In the experiments, researchers used a technique called angle-resolved photoemission spectroscopy, or ARPES, to knock electrons out of a copper oxide material, one of a handful of materials that superconduct at relatively high temperatures – although they still have to be chilled to at least minus 135 degrees Celsius.
Plotting the energies and momenta of the ejected electrons tells researchers how they were behaving when they were inside the material. In metals, for instance, electrons freely flow around and between atoms. In insulators, they stick close to their home atoms. And in superconductors, electrons leave their usual positions and pair up to conduct electricity with zero resistance and 100 percent efficiency; the missing electrons leave a characteristic gap in the researchers’ plots.
But in the mid-1990s, scientists discovered another, puzzling gap in their plots of copper oxide superconductors. This “pseudogap” looked like the one left by superconducting electrons, but it showed up at temperatures too warm for superconductivity to occur. Was it a lead-in to superconducting behavior? A rival state that held superconductivity at bay? Where did it come from? No one knew.
“It’s a complex, intimate relationship. These two phenomena likely share the same roots but are ultimately antagonistic,” said Zhi-Xun Shen, a professor at SLAC and Stanford and senior author of the study. “When the pseudogap is winning, superconductivity is losing ground.”
Evidence of Competition
Shen and his colleagues have been using ARPES to investigate the pseudogap ever since it showed up, refining their techniques over the years to pry more information out of the flying electrons.

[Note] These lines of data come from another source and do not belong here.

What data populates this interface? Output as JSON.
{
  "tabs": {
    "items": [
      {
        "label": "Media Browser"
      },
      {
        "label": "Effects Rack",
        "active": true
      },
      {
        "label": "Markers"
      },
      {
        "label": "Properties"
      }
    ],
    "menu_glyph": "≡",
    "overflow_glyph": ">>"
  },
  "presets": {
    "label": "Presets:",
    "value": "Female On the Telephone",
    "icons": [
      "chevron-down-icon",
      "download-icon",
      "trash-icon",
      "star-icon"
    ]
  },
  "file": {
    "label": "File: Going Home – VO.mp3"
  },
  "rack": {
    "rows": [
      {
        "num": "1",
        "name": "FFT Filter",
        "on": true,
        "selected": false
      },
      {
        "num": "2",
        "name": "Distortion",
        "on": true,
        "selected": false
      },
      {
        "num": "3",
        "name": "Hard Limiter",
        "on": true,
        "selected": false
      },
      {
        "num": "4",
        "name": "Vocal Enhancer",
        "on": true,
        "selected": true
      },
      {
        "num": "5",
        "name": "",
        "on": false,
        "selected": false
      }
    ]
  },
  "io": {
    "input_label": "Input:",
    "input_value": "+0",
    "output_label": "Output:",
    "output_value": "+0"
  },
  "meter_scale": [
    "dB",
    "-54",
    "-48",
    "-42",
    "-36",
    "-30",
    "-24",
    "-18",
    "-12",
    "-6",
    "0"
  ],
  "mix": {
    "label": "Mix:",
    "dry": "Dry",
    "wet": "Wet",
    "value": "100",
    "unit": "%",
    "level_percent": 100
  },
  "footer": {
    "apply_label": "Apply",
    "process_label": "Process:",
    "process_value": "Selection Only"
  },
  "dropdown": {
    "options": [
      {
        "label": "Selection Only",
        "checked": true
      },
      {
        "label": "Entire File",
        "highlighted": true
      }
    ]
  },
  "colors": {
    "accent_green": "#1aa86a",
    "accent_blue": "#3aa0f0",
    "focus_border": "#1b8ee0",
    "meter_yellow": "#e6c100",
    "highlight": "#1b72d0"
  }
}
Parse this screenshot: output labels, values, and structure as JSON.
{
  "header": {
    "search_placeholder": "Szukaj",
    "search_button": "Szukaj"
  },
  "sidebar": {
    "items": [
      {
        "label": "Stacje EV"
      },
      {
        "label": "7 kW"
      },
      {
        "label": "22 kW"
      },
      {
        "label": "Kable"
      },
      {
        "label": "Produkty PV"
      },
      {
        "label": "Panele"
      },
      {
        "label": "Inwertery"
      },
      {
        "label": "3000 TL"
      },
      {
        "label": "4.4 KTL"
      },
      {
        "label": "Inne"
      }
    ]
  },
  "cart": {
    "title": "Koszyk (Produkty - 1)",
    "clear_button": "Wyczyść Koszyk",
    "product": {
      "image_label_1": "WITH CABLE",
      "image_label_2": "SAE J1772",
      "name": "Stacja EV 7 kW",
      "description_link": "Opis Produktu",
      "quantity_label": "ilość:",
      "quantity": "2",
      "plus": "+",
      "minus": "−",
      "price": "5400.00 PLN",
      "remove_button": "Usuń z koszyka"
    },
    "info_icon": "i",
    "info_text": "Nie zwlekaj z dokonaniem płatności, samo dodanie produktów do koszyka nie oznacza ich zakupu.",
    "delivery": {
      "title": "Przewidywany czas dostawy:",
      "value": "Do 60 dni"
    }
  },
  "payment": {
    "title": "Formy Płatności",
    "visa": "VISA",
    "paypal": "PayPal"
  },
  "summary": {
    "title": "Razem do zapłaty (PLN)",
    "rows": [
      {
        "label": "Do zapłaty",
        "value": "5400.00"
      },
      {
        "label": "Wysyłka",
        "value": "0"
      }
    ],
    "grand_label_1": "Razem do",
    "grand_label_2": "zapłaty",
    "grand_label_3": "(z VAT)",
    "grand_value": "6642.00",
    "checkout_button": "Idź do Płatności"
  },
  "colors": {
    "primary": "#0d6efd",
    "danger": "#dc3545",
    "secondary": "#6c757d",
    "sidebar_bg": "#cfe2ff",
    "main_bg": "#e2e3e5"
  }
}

In this latest study, Hashimoto was able to find out exactly what was happening at the moment the material transitioned into a superconducting state. He did this by measuring not only the energies and momenta of the electrons, but the number of electrons coming out of the material with particular energies over a wide range of temperatures, and after the electronic properties of the material had been altered in various ways.
He discovered clear, strong evidence that at this crucial transition temperature, the pseudogap and superconductivity are competing for electrons. Theoretical calculations by members of the team were able to reproduce this complex relationship.
“The pseudogap tends to eat away the electrons that want to go into the superconducting state,” explained Thomas Devereaux, a professor at Stanford and SLAC and co-author of the study. “The electrons are busy doing the dance of the pseudogap, and superconductivity is trying to cut in, but the electrons are not letting that happen. Then, as the material goes into the superconducting state, the pseudogap gives up and spits the electrons back out. That’s really the strongest evidence we have that this competition is occurring.”
Scientists still don’t know what causes the pseudogap, Devereaux said: “This remains one of the most important questions in the field, because it’s clearly preventing superconductors from working at even higher temperatures, and we don’t know why.”
But the results pave new directions for further research, the scientists said.
“Now we can model the competition between the pseudogap and superconductivity from the theoretical side, which was not possible before,” Hashimoto said. “We can use simulations to reproduce the kinds of features we have seen, and change the variables within those simulations to try to pin down what the pseudogap is.”
He added, “Competition may be only one aspect of the relationship between the two states. There may be more profound questions – for example, whether the pseudogap is necessary for superconductivity to occur.”
Provided by SLAC National Accelerator Laboratory